═════ DATA FOR THE TASK

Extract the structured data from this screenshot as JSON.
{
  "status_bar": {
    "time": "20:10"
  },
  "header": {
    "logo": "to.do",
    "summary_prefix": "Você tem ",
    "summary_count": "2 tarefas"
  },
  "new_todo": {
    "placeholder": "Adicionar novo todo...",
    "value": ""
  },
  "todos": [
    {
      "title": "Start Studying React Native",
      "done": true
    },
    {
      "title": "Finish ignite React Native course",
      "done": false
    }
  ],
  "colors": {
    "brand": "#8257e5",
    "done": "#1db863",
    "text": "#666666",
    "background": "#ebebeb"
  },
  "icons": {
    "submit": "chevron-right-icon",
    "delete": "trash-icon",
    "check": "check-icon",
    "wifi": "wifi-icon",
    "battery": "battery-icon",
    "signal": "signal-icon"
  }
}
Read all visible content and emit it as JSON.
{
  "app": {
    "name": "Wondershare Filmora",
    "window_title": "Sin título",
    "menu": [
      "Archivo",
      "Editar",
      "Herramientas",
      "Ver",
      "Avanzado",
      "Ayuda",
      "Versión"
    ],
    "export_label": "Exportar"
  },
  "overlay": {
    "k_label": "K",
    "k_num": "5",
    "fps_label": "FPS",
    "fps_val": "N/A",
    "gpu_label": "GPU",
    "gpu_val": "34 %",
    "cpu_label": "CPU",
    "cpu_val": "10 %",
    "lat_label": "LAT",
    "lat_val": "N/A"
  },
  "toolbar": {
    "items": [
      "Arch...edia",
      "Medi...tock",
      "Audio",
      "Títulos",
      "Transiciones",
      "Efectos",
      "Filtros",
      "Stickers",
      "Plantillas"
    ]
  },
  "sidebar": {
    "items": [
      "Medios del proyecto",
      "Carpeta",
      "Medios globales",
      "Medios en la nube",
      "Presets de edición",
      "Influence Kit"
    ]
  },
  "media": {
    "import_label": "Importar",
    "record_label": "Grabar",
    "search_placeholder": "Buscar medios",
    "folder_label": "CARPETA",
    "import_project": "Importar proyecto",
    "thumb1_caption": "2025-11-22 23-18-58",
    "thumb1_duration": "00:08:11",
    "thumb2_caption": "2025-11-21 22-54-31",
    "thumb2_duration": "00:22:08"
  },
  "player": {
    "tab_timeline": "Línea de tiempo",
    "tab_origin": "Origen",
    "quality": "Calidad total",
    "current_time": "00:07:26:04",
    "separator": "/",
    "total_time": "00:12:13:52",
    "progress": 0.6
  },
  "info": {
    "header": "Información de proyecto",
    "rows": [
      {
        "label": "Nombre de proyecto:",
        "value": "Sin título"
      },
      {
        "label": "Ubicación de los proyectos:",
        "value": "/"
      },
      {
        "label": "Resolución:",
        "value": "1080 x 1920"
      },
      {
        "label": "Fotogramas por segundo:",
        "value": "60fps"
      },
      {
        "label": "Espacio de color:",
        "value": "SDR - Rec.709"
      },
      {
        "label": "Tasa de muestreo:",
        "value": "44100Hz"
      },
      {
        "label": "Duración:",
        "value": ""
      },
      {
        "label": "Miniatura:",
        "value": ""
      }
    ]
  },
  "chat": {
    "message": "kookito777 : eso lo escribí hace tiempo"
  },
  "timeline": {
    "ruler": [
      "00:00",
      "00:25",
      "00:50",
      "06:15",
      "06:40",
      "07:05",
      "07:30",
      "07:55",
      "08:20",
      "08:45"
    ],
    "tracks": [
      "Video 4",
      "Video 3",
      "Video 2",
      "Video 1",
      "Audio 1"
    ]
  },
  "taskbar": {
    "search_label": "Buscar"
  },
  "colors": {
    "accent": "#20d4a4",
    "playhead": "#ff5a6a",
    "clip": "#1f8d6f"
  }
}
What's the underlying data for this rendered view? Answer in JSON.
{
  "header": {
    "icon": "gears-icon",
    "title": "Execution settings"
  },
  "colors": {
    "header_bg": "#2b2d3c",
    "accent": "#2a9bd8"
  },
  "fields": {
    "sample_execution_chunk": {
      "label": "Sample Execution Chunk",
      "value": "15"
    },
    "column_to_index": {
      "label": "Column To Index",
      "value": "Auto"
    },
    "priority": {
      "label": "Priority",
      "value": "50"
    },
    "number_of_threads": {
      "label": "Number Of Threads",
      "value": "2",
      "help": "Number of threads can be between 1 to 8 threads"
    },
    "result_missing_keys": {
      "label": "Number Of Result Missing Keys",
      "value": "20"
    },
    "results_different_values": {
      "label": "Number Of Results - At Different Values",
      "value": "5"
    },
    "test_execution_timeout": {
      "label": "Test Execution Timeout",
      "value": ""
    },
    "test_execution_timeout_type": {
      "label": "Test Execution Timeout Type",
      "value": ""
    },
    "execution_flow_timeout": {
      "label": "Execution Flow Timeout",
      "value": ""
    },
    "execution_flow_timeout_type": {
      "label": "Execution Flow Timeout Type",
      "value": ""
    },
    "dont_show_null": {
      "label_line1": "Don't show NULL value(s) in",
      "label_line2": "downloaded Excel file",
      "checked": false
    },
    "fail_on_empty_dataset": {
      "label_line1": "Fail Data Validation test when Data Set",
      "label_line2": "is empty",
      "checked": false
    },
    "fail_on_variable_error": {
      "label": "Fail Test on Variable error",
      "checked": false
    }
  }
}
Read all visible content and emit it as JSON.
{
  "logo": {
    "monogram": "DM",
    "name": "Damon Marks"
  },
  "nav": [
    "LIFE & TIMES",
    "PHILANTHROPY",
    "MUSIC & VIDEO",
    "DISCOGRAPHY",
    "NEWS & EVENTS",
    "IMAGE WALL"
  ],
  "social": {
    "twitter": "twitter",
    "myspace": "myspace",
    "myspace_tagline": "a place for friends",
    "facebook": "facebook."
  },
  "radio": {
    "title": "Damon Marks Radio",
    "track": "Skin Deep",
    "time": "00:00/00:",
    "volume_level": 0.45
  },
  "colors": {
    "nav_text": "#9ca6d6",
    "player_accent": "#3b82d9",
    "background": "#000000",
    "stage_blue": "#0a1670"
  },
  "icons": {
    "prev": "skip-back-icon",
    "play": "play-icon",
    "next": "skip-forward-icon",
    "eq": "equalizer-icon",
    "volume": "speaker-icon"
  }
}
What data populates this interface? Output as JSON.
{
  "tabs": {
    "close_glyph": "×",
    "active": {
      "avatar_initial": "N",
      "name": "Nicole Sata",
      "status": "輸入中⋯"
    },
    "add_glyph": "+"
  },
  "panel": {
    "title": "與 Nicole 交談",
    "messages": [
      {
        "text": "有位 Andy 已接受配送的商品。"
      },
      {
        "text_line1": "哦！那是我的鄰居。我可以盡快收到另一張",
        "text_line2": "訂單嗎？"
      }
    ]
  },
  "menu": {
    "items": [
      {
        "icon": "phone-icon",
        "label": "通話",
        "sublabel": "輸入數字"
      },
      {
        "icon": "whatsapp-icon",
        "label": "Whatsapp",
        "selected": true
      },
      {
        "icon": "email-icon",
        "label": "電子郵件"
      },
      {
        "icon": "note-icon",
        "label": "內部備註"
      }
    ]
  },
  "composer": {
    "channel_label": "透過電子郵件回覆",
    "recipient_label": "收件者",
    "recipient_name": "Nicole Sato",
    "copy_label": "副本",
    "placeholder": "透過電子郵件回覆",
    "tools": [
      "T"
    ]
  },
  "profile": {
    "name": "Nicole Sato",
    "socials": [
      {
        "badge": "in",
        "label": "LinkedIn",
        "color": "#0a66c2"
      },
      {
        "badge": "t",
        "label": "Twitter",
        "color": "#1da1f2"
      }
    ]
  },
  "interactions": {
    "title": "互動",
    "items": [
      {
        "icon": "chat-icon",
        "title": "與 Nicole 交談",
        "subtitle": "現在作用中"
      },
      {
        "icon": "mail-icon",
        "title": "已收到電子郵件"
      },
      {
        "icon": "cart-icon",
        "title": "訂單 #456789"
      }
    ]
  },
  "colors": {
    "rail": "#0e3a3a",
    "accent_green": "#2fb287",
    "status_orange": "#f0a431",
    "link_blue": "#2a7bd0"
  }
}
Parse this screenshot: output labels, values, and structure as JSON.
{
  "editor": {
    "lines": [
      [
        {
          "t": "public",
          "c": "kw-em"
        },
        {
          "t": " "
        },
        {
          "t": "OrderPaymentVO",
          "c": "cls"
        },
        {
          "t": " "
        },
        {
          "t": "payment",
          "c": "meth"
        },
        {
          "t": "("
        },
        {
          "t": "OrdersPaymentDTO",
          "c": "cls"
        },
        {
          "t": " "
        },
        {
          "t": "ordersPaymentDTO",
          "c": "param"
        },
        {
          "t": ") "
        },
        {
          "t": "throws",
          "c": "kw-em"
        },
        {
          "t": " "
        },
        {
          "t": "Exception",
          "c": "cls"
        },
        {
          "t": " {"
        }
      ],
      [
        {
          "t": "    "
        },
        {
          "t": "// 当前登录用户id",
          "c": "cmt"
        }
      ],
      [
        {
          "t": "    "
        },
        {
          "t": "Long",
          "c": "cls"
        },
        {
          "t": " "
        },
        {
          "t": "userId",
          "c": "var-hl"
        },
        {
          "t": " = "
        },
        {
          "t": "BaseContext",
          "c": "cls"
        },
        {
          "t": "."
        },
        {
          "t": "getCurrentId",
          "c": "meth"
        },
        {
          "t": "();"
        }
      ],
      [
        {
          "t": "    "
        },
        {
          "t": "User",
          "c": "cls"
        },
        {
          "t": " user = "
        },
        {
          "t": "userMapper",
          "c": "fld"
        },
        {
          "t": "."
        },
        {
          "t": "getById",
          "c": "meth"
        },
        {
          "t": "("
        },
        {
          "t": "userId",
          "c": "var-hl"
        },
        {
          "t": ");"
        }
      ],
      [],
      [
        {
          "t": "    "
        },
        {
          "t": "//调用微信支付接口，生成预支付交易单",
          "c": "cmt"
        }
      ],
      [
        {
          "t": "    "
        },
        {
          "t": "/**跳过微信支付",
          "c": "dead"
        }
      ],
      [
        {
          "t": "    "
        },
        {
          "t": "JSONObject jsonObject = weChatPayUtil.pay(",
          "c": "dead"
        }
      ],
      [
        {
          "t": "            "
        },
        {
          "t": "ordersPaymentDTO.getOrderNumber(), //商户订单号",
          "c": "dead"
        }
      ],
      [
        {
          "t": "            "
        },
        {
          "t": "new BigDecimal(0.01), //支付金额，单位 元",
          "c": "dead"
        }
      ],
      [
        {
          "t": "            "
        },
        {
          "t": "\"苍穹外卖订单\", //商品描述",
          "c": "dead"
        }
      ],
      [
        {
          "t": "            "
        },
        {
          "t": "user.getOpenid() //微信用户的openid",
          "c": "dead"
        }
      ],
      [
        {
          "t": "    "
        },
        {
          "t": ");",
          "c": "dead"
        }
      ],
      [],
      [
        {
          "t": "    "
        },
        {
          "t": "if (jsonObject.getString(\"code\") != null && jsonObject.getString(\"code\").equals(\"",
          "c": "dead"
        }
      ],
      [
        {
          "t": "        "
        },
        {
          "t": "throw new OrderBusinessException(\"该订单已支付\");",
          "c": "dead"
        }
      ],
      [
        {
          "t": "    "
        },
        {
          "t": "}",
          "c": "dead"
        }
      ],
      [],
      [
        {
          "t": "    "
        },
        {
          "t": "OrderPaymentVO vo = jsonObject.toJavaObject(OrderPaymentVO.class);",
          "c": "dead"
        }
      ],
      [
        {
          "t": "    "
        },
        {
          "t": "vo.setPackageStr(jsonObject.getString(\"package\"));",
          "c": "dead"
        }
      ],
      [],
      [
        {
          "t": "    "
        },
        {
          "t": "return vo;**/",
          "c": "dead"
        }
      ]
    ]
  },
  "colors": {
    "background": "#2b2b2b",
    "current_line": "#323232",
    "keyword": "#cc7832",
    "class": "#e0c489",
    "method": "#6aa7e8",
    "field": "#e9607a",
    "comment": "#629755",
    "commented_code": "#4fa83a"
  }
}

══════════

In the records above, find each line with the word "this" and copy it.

> **OUTPUT**:
Extract the structured data from this screenshot as JSON.
What's the underlying data for this rendered view? Answer in JSON.
What data populates this interface? Output as JSON.
Parse this screenshot: output labels, values, and structure as JSON.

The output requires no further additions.